“He talked for ages about him,” said Fr McAnenly. “They were great school pals in the College here in Armagh over 70 years ago and Jim went on to talk about the great sportsman that Romeo was and I believe he was a great swimmer and a great runner and he was deeply involved with the Armagh Harriers for many years.
“I’m sure that he got to know many and many would have got to know him in and through the sports and I’ve no doubt that he made great friends through martial arts and the many other activities that he was involved in.”
Turning to his beloved roots, he said Romeo had always had a great interest in Italy.
“He learnt the language and he spoke it fluently, and fortunately, he and his family were able to holiday there many times over the years of his life.
“All in all, Romeo had a very full and a very active life and, as Ann herself said, he had a very happy life and I know that he was proud, justly proud of his children and also Leon his grandson.
“I know that the name Romeo Forte will live on for time to come and not just here in Armagh but far beyond.
“He will be remembered as being one of Armagh’s great sons who brought wonderful life and joy to so many, one of this city’s greatest musicians. What a tribute to him, the fact that he continued to pass on that gift and share his love of music with others right to the end.
“Even in the last few days as he lay in bed so very ill and as the family played music beside him, he lifted his hand on a few occasions and imagined that he was playing.”
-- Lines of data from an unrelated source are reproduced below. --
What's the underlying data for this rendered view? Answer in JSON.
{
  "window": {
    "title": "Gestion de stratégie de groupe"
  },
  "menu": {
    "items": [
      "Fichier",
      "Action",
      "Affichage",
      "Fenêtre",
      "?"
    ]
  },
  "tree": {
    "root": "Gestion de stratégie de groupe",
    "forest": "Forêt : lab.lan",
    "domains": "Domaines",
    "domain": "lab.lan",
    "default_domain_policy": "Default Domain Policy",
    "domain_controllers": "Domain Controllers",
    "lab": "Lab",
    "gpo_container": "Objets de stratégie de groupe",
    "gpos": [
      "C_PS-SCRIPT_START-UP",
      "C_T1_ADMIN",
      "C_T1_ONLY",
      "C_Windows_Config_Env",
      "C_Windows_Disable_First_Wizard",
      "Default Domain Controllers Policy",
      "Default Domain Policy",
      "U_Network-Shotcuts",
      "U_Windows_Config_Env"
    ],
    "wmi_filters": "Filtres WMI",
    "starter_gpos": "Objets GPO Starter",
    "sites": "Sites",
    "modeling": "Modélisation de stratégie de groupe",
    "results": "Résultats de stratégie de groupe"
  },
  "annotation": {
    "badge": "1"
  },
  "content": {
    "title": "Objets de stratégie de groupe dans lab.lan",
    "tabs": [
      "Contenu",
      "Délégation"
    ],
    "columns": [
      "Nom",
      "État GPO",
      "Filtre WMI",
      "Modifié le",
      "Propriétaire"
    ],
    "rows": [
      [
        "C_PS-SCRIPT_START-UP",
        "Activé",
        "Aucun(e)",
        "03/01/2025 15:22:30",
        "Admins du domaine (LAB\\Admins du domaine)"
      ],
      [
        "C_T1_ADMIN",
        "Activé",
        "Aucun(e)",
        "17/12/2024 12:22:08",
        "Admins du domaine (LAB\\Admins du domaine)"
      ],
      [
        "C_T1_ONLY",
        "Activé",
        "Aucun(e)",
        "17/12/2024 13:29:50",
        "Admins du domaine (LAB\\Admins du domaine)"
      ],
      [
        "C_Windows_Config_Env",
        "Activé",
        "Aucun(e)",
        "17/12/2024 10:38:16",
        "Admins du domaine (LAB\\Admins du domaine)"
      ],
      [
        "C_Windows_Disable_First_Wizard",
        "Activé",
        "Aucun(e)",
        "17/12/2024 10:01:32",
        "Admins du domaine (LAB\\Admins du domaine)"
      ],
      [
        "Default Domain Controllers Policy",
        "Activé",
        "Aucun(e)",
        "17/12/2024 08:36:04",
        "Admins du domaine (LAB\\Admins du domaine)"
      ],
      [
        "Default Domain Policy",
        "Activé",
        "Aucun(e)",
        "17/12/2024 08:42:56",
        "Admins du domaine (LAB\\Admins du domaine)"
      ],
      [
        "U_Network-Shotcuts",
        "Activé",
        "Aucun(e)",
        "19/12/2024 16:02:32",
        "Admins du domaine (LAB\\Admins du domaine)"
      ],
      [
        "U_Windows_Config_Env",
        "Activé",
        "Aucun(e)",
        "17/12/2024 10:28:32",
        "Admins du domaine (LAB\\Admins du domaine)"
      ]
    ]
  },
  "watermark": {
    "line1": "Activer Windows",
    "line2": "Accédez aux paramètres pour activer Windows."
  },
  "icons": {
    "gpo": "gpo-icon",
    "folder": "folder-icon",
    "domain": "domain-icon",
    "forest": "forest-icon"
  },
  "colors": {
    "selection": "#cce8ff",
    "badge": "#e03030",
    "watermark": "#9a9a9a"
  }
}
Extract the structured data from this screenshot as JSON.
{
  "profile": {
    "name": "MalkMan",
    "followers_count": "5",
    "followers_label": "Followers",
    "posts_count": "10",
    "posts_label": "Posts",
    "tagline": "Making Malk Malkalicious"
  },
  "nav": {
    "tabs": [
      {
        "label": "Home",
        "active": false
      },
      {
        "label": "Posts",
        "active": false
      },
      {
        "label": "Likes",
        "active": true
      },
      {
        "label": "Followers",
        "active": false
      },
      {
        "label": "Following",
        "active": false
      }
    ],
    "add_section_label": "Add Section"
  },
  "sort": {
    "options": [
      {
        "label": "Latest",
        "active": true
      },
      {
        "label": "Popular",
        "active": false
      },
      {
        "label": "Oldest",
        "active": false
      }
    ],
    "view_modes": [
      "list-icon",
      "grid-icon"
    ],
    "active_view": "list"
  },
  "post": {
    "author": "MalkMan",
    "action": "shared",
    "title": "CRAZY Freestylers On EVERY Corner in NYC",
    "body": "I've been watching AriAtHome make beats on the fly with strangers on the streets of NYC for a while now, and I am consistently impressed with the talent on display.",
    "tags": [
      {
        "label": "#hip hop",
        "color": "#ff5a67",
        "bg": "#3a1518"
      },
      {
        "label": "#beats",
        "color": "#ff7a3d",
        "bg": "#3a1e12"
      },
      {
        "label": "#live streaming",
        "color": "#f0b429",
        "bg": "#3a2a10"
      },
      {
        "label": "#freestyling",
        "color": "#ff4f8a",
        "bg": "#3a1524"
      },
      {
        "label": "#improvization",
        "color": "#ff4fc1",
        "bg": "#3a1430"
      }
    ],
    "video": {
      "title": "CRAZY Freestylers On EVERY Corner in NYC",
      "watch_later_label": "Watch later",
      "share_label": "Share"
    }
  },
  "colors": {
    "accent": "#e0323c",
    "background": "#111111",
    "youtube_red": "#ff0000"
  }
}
After Saturday’s funeral Mass, Romeo was cremated at Lakelands Crematorium.
To his wife, Ann, son Anton, daughter Sharon, daughter-in-law Ali, son-in-law Pete, grandson Leon, brothers-in-law, sisters-in-law, nephews, nieces, family circle and friends, our deepest sympathy is extended at this time. RIP.